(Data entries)

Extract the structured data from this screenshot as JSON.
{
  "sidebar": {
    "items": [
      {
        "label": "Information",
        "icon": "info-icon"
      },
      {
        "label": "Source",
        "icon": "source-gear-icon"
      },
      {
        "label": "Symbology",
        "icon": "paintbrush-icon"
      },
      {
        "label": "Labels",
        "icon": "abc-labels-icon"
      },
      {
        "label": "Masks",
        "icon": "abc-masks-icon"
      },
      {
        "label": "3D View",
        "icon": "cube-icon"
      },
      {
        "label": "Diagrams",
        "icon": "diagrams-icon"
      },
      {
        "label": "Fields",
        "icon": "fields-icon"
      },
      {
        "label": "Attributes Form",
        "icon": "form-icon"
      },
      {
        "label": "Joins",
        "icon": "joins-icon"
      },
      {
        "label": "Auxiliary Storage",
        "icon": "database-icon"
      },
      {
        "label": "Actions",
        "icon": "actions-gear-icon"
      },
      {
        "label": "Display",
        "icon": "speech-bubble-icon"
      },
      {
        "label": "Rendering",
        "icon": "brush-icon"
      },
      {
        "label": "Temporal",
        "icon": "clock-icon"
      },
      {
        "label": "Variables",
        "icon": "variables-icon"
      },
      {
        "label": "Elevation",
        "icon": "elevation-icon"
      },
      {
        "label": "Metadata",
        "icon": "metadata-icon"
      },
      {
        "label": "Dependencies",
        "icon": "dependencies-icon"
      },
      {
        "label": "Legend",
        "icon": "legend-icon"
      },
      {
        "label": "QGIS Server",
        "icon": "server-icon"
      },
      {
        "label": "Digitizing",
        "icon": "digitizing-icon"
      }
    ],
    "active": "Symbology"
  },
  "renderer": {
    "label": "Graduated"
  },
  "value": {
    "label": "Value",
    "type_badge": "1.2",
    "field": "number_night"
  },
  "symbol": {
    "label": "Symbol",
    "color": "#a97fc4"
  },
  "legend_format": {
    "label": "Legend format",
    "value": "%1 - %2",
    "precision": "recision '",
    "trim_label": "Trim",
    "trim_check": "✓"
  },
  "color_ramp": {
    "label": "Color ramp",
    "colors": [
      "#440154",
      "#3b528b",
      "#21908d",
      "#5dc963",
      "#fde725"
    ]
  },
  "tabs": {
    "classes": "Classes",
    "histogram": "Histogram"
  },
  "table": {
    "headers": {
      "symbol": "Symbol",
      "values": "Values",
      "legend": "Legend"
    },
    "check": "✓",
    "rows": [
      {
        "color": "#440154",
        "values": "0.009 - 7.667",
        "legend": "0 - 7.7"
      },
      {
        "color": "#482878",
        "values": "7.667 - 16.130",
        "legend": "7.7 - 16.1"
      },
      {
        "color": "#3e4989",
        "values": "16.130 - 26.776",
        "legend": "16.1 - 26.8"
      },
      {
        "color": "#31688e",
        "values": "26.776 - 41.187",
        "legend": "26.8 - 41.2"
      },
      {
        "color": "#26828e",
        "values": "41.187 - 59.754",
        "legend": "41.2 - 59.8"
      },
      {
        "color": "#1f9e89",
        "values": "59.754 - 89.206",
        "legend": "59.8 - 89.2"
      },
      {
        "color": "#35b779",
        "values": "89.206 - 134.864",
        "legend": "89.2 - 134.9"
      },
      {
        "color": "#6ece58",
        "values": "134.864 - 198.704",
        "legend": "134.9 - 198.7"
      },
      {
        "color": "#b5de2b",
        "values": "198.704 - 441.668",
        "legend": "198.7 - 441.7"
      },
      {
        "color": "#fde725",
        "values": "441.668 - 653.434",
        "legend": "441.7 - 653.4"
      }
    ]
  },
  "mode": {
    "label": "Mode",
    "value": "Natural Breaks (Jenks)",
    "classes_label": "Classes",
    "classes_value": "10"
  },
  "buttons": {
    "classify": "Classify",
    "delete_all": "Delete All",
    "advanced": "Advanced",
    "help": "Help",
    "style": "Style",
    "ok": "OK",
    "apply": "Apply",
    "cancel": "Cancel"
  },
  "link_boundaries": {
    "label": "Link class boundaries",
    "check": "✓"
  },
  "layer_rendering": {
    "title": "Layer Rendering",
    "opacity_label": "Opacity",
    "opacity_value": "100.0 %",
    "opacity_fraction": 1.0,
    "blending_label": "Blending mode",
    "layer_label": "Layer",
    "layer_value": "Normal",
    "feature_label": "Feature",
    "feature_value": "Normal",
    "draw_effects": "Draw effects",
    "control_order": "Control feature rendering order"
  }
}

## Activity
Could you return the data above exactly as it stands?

## Output of the exercise
Extract the structured data from this screenshot as JSON.
{
  "sidebar": {
    "items": [
      {
        "label": "Information",
        "icon": "info-icon"
      },
      {
        "label": "Source",
        "icon": "source-gear-icon"
      },
      {
        "label": "Symbology",
        "icon": "paintbrush-icon"
      },
      {
        "label": "Labels",
        "icon": "abc-labels-icon"
      },
      {
        "label": "Masks",
        "icon": "abc-masks-icon"
      },
      {
        "label": "3D View",
        "icon": "cube-icon"
      },
      {
        "label": "Diagrams",
        "icon": "diagrams-icon"
      },
      {
        "label": "Fields",
        "icon": "fields-icon"
      },
      {
        "label": "Attributes Form",
        "icon": "form-icon"
      },
      {
        "label": "Joins",
        "icon": "joins-icon"
      },
      {
        "label": "Auxiliary Storage",
        "icon": "database-icon"
      },
      {
        "label": "Actions",
        "icon": "actions-gear-icon"
      },
      {
        "label": "Display",
        "icon": "speech-bubble-icon"
      },
      {
        "label": "Rendering",
        "icon": "brush-icon"
      },
      {
        "label": "Temporal",
        "icon": "clock-icon"
      },
      {
        "label": "Variables",
        "icon": "variables-icon"
      },
      {
        "label": "Elevation",
        "icon": "elevation-icon"
      },
      {
        "label": "Metadata",
        "icon": "metadata-icon"
      },
      {
        "label": "Dependencies",
        "icon": "dependencies-icon"
      },
      {
        "label": "Legend",
        "icon": "legend-icon"
      },
      {
        "label": "QGIS Server",
        "icon": "server-icon"
      },
      {
        "label": "Digitizing",
        "icon": "digitizing-icon"
      }
    ],
    "active": "Symbology"
  },
  "renderer": {
    "label": "Graduated"
  },
  "value": {
    "label": "Value",
    "type_badge": "1.2",
    "field": "number_night"
  },
  "symbol": {
    "label": "Symbol",
    "color": "#a97fc4"
  },
  "legend_format": {
    "label": "Legend format",
    "value": "%1 - %2",
    "precision": "recision '",
    "trim_label": "Trim",
    "trim_check": "✓"
  },
  "color_ramp": {
    "label": "Color ramp",
    "colors": [
      "#440154",
      "#3b528b",
      "#21908d",
      "#5dc963",
      "#fde725"
    ]
  },
  "tabs": {
    "classes": "Classes",
    "histogram": "Histogram"
  },
  "table": {
    "headers": {
      "symbol": "Symbol",
      "values": "Values",
      "legend": "Legend"
    },
    "check": "✓",
    "rows": [
      {
        "color": "#440154",
        "values": "0.009 - 7.667",
        "legend": "0 - 7.7"
      },
      {
        "color": "#482878",
        "values": "7.667 - 16.130",
        "legend": "7.7 - 16.1"
      },
      {
        "color": "#3e4989",
        "values": "16.130 - 26.776",
        "legend": "16.1 - 26.8"
      },
      {
        "color": "#31688e",
        "values": "26.776 - 41.187",
        "legend": "26.8 - 41.2"
      },
      {
        "color": "#26828e",
        "values": "41.187 - 59.754",
        "legend": "41.2 - 59.8"
      },
      {
        "color": "#1f9e89",
        "values": "59.754 - 89.206",
        "legend": "59.8 - 89.2"
      },
      {
        "color": "#35b779",
        "values": "89.206 - 134.864",
        "legend": "89.2 - 134.9"
      },
      {
        "color": "#6ece58",
        "values": "134.864 - 198.704",
        "legend": "134.9 - 198.7"
      },
      {
        "color": "#b5de2b",
        "values": "198.704 - 441.668",
        "legend": "198.7 - 441.7"
      },
      {
        "color": "#fde725",
        "values": "441.668 - 653.434",
        "legend": "441.7 - 653.4"
      }
    ]
  },
  "mode": {
    "label": "Mode",
    "value": "Natural Breaks (Jenks)",
    "classes_label": "Classes",
    "classes_value": "10"
  },
  "buttons": {
    "classify": "Classify",
    "delete_all": "Delete All",
    "advanced": "Advanced",
    "help": "Help",
    "style": "Style",
    "ok": "OK",
    "apply": "Apply",
    "cancel": "Cancel"
  },
  "link_boundaries": {
    "label": "Link class boundaries",
    "check": "✓"
  },
  "layer_rendering": {
    "title": "Layer Rendering",
    "opacity_label": "Opacity",
    "opacity_value": "100.0 %",
    "opacity_fraction": 1.0,
    "blending_label": "Blending mode",
    "layer_label": "Layer",
    "layer_value": "Normal",
    "feature_label": "Feature",
    "feature_value": "Normal",
    "draw_effects": "Draw effects",
    "control_order": "Control feature rendering order"
  }
}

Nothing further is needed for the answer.